Task directions:
Look through the data for the string "webpack". Copy every line where it is found.

*** Opening of Extracted material ***

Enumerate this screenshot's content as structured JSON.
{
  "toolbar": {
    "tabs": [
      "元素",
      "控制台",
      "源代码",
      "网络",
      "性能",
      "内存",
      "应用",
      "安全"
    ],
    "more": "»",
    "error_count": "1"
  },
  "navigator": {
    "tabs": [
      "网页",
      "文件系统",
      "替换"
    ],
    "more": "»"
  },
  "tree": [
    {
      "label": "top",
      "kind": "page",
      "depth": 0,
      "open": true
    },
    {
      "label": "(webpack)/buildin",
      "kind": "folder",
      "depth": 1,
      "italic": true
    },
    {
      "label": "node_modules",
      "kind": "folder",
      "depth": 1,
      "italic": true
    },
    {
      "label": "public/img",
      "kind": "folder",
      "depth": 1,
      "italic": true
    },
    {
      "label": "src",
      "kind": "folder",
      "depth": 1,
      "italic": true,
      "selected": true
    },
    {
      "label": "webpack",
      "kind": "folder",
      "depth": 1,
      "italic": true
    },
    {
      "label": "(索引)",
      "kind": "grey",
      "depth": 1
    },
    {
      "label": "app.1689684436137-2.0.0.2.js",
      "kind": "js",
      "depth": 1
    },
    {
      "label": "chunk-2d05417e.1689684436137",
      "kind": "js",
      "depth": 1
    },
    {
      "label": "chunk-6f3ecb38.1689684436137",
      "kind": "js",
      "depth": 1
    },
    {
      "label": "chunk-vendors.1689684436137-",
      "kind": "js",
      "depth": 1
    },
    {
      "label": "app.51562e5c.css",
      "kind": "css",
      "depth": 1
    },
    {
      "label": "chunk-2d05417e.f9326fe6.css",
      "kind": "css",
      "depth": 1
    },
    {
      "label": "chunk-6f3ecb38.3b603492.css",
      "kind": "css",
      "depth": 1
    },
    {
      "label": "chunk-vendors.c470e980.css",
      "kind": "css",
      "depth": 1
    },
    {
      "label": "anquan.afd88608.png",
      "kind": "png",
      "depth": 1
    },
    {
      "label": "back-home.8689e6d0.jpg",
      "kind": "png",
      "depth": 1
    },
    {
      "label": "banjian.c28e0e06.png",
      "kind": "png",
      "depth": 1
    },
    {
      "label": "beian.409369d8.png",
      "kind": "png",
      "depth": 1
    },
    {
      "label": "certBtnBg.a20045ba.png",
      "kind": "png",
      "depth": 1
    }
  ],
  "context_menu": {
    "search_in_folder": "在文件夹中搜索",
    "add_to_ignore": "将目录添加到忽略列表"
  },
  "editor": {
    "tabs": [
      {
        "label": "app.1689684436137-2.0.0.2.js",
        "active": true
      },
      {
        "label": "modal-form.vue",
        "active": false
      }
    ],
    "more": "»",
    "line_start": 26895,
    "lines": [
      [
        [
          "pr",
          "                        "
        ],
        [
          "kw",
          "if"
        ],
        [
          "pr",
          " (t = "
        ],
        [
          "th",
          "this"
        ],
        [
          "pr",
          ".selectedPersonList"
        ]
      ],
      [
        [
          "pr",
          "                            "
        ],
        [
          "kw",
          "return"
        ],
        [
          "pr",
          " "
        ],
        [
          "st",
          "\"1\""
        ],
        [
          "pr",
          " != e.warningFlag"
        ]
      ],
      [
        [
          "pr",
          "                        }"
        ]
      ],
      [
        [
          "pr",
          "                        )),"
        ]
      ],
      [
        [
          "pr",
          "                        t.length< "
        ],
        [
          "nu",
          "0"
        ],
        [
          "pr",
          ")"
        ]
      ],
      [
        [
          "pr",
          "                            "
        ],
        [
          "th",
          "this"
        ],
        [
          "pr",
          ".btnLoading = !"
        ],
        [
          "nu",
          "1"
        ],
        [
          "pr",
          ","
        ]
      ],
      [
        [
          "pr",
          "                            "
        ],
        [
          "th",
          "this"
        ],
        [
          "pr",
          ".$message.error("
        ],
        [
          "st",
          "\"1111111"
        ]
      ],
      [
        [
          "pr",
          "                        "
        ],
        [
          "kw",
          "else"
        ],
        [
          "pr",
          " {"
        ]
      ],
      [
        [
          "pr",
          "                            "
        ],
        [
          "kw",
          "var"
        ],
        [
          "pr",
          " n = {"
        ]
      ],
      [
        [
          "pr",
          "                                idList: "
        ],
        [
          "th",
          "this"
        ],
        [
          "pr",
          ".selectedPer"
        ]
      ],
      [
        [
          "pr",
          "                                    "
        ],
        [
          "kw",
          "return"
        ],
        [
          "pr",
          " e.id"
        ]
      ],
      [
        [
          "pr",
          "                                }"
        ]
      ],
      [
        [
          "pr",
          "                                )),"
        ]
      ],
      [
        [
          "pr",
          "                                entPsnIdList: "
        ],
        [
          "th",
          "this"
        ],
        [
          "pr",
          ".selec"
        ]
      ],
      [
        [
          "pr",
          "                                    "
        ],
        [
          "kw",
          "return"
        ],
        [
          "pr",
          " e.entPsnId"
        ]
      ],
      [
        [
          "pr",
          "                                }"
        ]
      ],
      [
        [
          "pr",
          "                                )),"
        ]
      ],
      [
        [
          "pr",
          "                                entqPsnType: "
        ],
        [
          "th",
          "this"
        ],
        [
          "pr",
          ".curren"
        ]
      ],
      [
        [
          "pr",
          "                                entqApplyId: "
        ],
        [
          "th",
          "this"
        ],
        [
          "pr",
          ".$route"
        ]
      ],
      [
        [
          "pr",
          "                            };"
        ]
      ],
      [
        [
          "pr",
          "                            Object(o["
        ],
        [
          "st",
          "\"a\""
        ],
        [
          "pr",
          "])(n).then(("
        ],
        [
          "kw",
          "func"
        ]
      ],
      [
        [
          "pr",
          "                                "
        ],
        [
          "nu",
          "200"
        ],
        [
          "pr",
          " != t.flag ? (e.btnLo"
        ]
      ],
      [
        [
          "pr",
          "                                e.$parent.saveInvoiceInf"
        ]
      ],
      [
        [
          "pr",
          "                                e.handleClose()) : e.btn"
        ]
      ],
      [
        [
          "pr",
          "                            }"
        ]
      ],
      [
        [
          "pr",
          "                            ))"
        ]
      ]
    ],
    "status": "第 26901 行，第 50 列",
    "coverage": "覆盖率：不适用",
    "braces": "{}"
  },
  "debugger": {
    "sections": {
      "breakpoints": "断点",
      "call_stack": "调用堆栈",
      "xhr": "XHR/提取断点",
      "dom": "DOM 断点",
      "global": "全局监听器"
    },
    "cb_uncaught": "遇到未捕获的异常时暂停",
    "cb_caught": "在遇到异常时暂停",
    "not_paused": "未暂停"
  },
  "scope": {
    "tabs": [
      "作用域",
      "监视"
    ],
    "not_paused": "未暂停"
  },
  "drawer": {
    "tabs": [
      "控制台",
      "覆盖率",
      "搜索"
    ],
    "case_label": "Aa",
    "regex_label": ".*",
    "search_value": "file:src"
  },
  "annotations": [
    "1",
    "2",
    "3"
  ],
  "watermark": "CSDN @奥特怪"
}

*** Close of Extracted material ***

Exercise result:
      "label": "(webpack)/buildin",
      "label": "webpack",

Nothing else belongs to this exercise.